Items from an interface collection
========================================

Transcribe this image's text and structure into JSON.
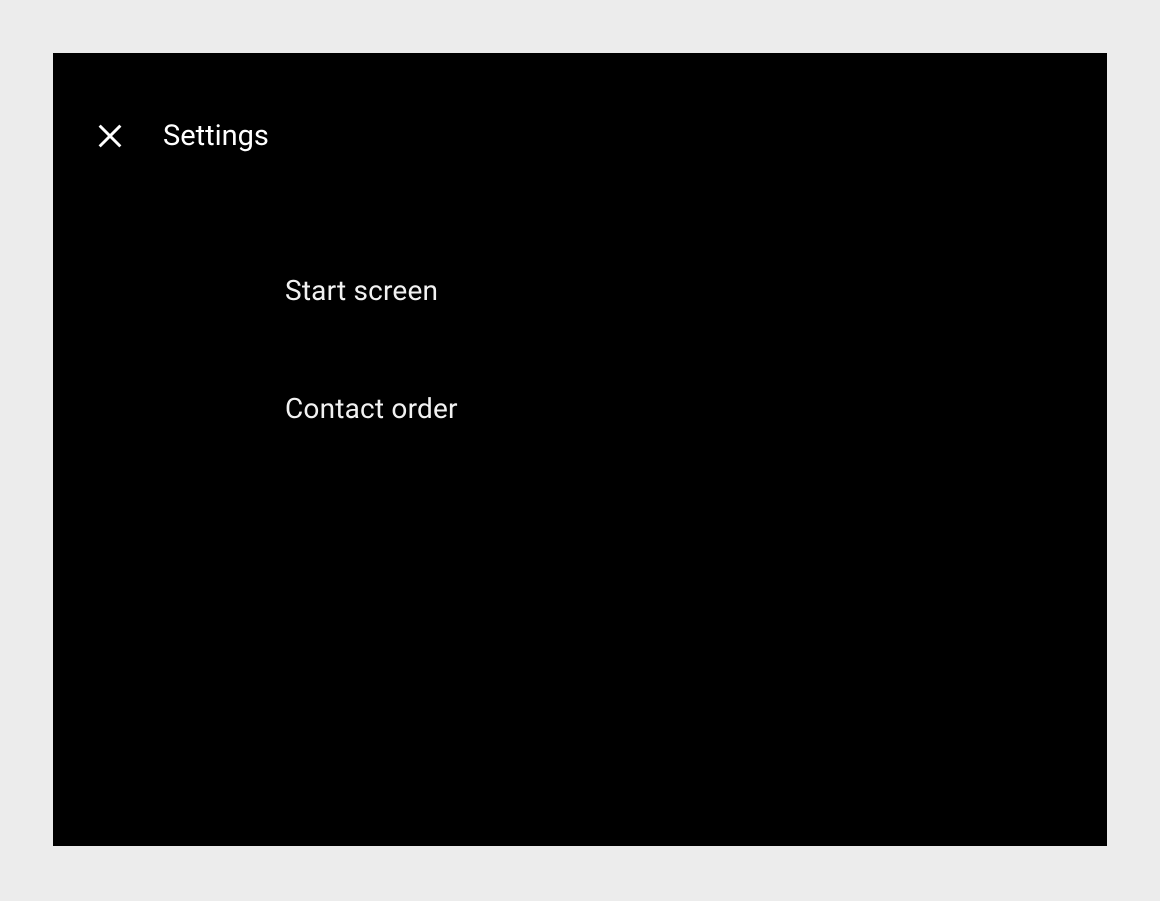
{
  "header": {
    "title": "Settings"
  },
  "items": [
    {
      "label": "Start screen"
    },
    {
      "label": "Contact order"
    }
  ]
}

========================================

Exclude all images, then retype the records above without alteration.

Transcribe this image's text and structure into JSON.
{
  "header": {
    "title": "Settings"
  },
  "items": [
    {
      "label": "Start screen"
    },
    {
      "label": "Contact order"
    }
  ]
}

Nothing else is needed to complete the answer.